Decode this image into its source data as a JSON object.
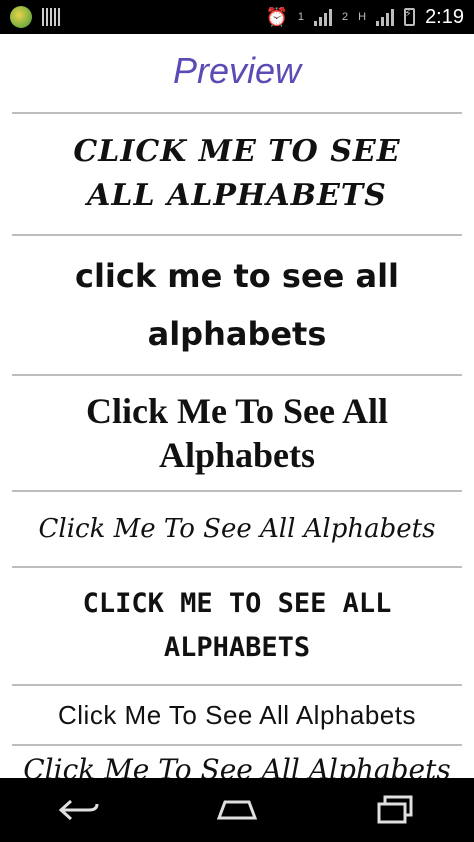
{
  "status_bar": {
    "sim_slot_1": "1",
    "sim_slot_2": "2",
    "network_type": "H",
    "time": "2:19"
  },
  "header": {
    "title": "Preview"
  },
  "font_previews": [
    {
      "text": "CLICK ME TO SEE ALL ALPHABETS"
    },
    {
      "text": "click me to see all alphabets"
    },
    {
      "text": "Click Me To See All Alphabets"
    },
    {
      "text": "Click Me To See All Alphabets"
    },
    {
      "text": "CLICK ME TO SEE ALL ALPHABETS"
    },
    {
      "text": "Click Me To See All Alphabets"
    },
    {
      "text": "Click Me To See All Alphabets"
    }
  ],
  "nav": {
    "back_icon": "back-arrow-icon",
    "home_icon": "home-icon",
    "recents_icon": "recents-icon"
  },
  "colors": {
    "title": "#5c4bb5",
    "divider": "#bdbdbd",
    "system_bars": "#000000"
  }
}
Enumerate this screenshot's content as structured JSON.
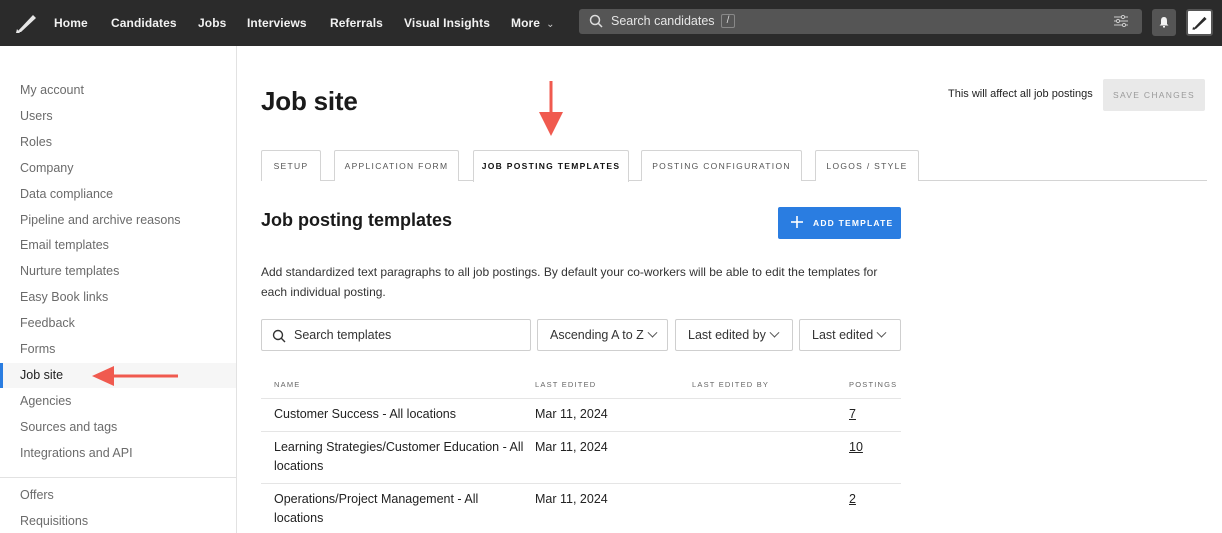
{
  "nav": {
    "items": [
      "Home",
      "Candidates",
      "Jobs",
      "Interviews",
      "Referrals",
      "Visual Insights",
      "More"
    ],
    "search_placeholder": "Search candidates",
    "search_shortcut": "/"
  },
  "sidebar": {
    "items": [
      "My account",
      "Users",
      "Roles",
      "Company",
      "Data compliance",
      "Pipeline and archive reasons",
      "Email templates",
      "Nurture templates",
      "Easy Book links",
      "Feedback",
      "Forms",
      "Job site",
      "Agencies",
      "Sources and tags",
      "Integrations and API"
    ],
    "active": "Job site",
    "secondary_items": [
      "Offers",
      "Requisitions"
    ]
  },
  "header": {
    "title": "Job site",
    "note": "This will affect all job postings",
    "save_label": "SAVE CHANGES"
  },
  "tabs": [
    "SETUP",
    "APPLICATION FORM",
    "JOB POSTING TEMPLATES",
    "POSTING CONFIGURATION",
    "LOGOS / STYLE"
  ],
  "active_tab": "JOB POSTING TEMPLATES",
  "section": {
    "title": "Job posting templates",
    "add_label": "ADD TEMPLATE",
    "description": "Add standardized text paragraphs to all job postings. By default your co-workers will be able to edit the templates for each individual posting."
  },
  "filters": {
    "search_placeholder": "Search templates",
    "sort": "Ascending A to Z",
    "edited_by": "Last edited by",
    "edited": "Last edited"
  },
  "table": {
    "headers": [
      "NAME",
      "LAST EDITED",
      "LAST EDITED BY",
      "POSTINGS"
    ],
    "rows": [
      {
        "name": "Customer Success - All locations",
        "last_edited": "Mar 11, 2024",
        "last_edited_by": "",
        "postings": "7"
      },
      {
        "name": "Learning Strategies/Customer Education - All locations",
        "last_edited": "Mar 11, 2024",
        "last_edited_by": "",
        "postings": "10"
      },
      {
        "name": "Operations/Project Management - All locations",
        "last_edited": "Mar 11, 2024",
        "last_edited_by": "",
        "postings": "2"
      }
    ]
  },
  "colors": {
    "topbar": "#2b2b2b",
    "accent": "#2a7de1",
    "annotation_arrow": "#f05a4f"
  }
}
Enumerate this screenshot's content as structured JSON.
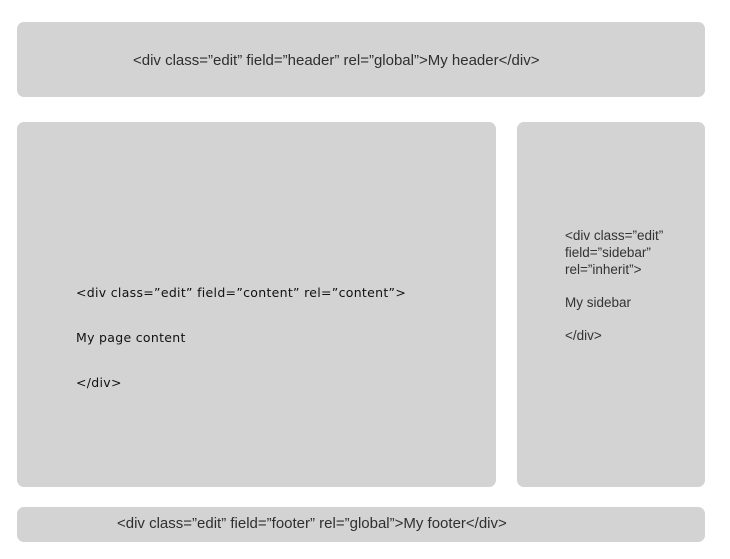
{
  "header": {
    "code": "<div class=”edit” field=”header” rel=”global”>My header</div>"
  },
  "content": {
    "lines": [
      "<div class=”edit” field=”content” rel=”content”>",
      "My page content",
      "</div>"
    ]
  },
  "sidebar": {
    "lines": [
      "<div class=”edit”",
      "field=”sidebar”",
      "rel=”inherit”>",
      "My sidebar",
      "</div>"
    ]
  },
  "footer": {
    "code": "<div class=”edit” field=”footer” rel=”global”>My footer</div>"
  },
  "colors": {
    "box_fill": "#d3d3d3",
    "text": "#2f2f2f",
    "background": "#ffffff"
  }
}
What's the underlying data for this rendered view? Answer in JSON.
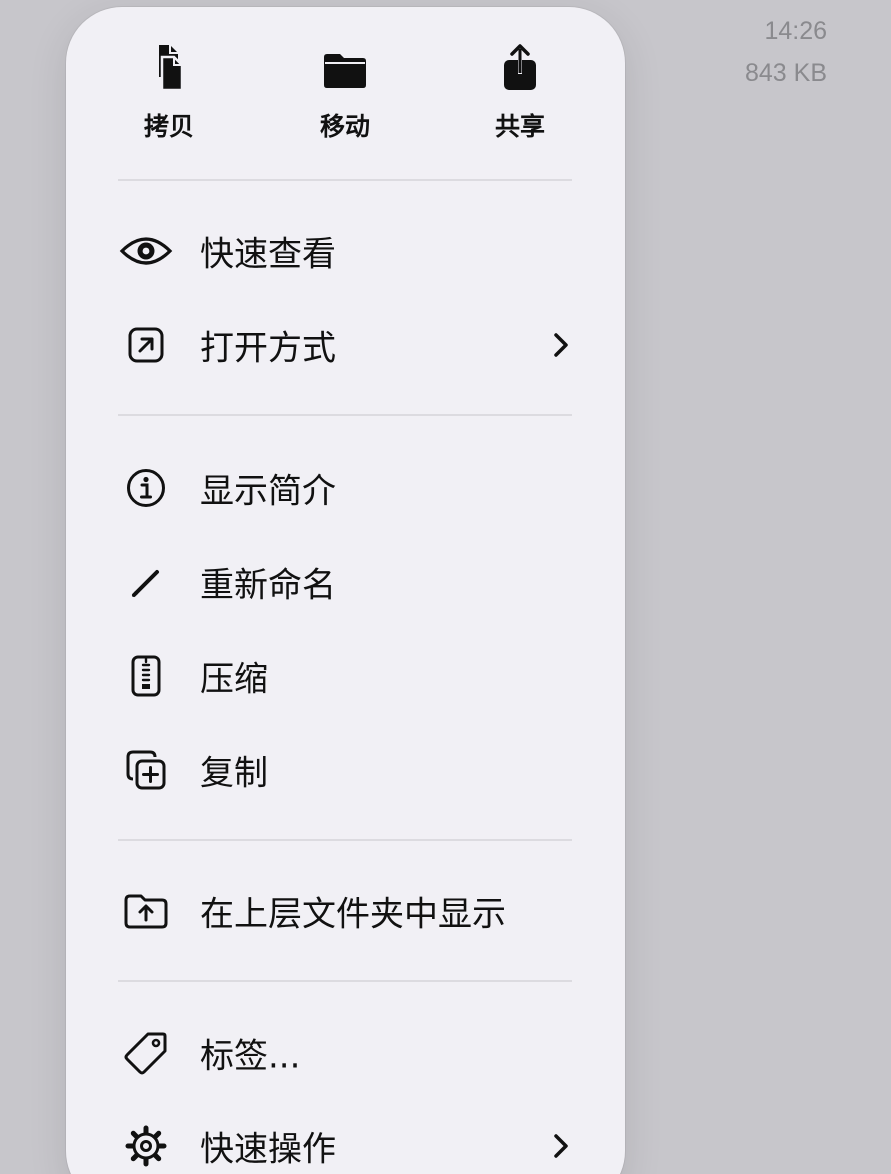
{
  "background": {
    "time": "14:26",
    "size": "843 KB"
  },
  "colors": {
    "backdrop": "#c7c6cb",
    "menu_bg": "#f1f0f5",
    "separator": "#dcdbe0",
    "text": "#111111",
    "secondary_text": "#8a8a8e"
  },
  "top_actions": [
    {
      "label": "拷贝",
      "icon": "copy-doc-icon"
    },
    {
      "label": "移动",
      "icon": "folder-icon"
    },
    {
      "label": "共享",
      "icon": "share-icon"
    }
  ],
  "menu": {
    "quick_look": {
      "label": "快速查看",
      "icon": "eye-icon"
    },
    "open_with": {
      "label": "打开方式",
      "icon": "open-external-icon",
      "has_submenu": true
    },
    "get_info": {
      "label": "显示简介",
      "icon": "info-circle-icon"
    },
    "rename": {
      "label": "重新命名",
      "icon": "pencil-icon"
    },
    "compress": {
      "label": "压缩",
      "icon": "zip-icon"
    },
    "duplicate": {
      "label": "复制",
      "icon": "duplicate-plus-icon"
    },
    "show_in_enclosing": {
      "label": "在上层文件夹中显示",
      "icon": "folder-up-icon"
    },
    "tags": {
      "label": "标签...",
      "icon": "tag-icon"
    },
    "quick_actions": {
      "label": "快速操作",
      "icon": "gear-icon",
      "has_submenu": true
    }
  }
}
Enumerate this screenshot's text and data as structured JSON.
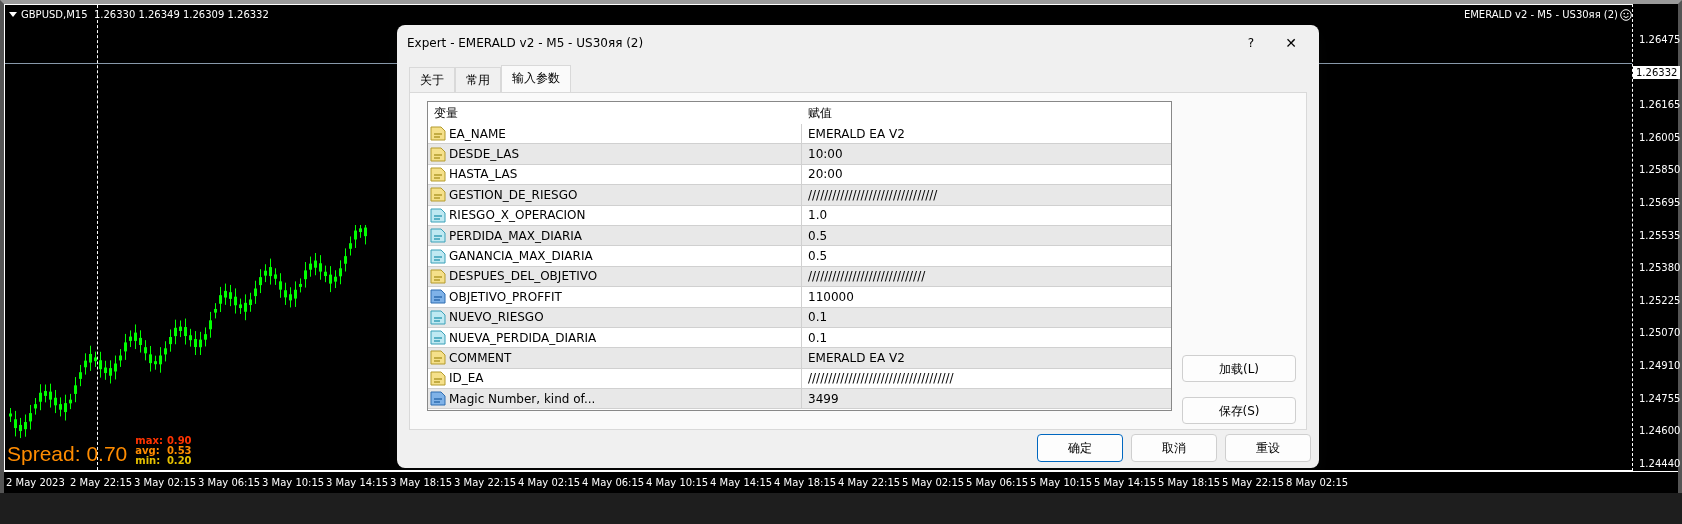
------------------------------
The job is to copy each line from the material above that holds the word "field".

    "code": "<div class=”edit” field=”header” rel=”global”>My header</div>"
      "<div class=”edit” field=”content” rel=”content”>",
      "field=”sidebar”",
    "code": "<div class=”edit” field=”footer” rel=”global”>My footer</div>"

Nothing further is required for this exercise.